Across the data below, state how many lines hold "اعلانك", and reply with nothing but that number.

Web page and app entries
● ● ● ● ●
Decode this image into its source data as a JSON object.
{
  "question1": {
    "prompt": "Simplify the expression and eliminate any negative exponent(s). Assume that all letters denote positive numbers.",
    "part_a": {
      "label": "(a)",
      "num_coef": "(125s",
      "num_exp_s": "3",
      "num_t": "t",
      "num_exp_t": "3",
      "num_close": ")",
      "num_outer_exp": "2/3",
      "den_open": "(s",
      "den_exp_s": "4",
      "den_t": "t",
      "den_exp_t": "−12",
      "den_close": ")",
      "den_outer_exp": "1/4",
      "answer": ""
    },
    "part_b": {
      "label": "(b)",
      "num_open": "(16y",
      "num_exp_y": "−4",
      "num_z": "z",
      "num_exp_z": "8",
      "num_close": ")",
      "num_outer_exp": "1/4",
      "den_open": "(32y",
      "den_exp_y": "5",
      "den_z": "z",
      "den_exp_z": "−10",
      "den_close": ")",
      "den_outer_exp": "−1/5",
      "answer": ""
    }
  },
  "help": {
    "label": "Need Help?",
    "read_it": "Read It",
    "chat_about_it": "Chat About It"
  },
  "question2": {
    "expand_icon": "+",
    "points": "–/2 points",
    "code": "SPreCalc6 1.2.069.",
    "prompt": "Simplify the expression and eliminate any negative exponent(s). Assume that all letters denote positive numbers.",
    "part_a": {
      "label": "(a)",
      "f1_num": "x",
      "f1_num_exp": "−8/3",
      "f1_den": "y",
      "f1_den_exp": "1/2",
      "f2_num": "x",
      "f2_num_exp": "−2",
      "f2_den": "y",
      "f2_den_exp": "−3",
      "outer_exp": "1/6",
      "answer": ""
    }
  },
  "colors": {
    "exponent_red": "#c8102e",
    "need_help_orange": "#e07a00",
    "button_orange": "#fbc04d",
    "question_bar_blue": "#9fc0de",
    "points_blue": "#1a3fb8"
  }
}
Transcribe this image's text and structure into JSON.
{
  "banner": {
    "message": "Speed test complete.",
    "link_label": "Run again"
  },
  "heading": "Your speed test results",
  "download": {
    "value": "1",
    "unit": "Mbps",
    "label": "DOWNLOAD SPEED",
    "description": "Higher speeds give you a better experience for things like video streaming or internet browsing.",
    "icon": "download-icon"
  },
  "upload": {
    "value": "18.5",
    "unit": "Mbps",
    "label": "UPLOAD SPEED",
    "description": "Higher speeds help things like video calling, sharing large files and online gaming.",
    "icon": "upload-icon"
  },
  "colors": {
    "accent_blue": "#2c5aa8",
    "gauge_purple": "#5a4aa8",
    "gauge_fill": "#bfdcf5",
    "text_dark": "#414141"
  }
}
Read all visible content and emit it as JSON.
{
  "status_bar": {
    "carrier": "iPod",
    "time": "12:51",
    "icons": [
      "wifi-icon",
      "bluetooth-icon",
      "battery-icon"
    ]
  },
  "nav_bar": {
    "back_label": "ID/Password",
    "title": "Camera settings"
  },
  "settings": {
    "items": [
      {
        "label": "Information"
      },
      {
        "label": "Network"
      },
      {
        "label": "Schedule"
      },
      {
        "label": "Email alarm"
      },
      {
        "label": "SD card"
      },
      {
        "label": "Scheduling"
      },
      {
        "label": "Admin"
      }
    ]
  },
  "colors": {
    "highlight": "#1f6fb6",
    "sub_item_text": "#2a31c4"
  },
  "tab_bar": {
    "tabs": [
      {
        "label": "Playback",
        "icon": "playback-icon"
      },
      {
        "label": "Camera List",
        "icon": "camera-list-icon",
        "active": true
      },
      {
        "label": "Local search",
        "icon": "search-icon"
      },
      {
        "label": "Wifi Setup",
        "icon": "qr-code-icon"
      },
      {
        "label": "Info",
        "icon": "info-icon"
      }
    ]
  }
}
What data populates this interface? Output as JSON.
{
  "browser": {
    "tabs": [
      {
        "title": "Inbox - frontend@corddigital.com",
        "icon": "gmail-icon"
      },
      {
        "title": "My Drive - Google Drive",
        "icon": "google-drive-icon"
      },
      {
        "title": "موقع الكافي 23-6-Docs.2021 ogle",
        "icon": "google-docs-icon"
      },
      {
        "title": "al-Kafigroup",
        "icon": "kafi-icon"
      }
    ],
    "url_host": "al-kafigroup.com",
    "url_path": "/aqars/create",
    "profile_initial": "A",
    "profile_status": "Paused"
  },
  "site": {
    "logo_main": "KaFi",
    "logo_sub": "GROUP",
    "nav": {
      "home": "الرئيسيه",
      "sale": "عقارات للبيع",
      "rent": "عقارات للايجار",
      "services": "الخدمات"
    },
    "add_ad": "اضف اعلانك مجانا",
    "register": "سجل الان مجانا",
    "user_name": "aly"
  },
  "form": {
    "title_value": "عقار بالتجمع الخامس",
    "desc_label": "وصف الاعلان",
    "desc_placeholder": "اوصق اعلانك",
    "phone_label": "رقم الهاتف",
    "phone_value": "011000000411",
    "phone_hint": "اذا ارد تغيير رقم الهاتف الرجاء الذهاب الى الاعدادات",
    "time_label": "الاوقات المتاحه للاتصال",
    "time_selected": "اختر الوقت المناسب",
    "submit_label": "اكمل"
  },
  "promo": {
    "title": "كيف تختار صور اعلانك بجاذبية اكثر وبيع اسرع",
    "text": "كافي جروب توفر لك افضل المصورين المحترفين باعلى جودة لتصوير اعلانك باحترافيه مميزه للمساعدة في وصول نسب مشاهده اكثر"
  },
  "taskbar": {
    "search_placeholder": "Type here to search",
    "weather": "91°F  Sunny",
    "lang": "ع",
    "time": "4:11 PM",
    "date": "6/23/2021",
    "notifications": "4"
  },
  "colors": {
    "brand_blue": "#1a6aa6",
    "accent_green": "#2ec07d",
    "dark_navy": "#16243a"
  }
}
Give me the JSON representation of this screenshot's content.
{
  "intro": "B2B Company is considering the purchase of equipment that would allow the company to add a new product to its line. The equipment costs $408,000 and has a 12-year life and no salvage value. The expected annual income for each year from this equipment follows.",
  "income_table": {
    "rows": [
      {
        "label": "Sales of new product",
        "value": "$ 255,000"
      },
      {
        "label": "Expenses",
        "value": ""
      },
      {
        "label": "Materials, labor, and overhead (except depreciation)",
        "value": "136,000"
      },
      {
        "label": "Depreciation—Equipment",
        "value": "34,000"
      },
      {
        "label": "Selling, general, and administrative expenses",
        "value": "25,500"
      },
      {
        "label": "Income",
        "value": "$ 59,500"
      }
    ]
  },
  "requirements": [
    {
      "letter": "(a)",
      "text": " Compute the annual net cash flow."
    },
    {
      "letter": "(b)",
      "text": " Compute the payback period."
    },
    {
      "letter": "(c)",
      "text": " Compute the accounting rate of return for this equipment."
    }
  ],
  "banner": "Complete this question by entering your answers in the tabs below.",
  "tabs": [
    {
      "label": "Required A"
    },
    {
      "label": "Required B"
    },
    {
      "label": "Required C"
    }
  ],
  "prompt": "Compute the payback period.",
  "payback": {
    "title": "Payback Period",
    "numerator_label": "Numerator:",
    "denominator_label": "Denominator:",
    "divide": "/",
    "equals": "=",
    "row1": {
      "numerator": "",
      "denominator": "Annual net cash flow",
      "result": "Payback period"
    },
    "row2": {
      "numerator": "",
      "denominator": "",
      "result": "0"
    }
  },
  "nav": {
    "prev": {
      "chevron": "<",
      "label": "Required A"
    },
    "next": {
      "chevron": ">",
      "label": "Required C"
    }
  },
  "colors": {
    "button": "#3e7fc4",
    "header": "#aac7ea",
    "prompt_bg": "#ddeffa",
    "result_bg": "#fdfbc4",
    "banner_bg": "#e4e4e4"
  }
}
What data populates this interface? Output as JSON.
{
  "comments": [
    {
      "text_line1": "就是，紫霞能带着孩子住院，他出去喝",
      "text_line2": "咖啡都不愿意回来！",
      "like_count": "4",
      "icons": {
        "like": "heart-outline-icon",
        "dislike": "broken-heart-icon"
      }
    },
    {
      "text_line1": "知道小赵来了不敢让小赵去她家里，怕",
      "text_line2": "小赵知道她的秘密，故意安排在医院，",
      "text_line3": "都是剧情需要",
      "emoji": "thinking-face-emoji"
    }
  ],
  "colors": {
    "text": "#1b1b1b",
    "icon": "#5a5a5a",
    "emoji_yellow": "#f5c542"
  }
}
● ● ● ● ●
» Response box
4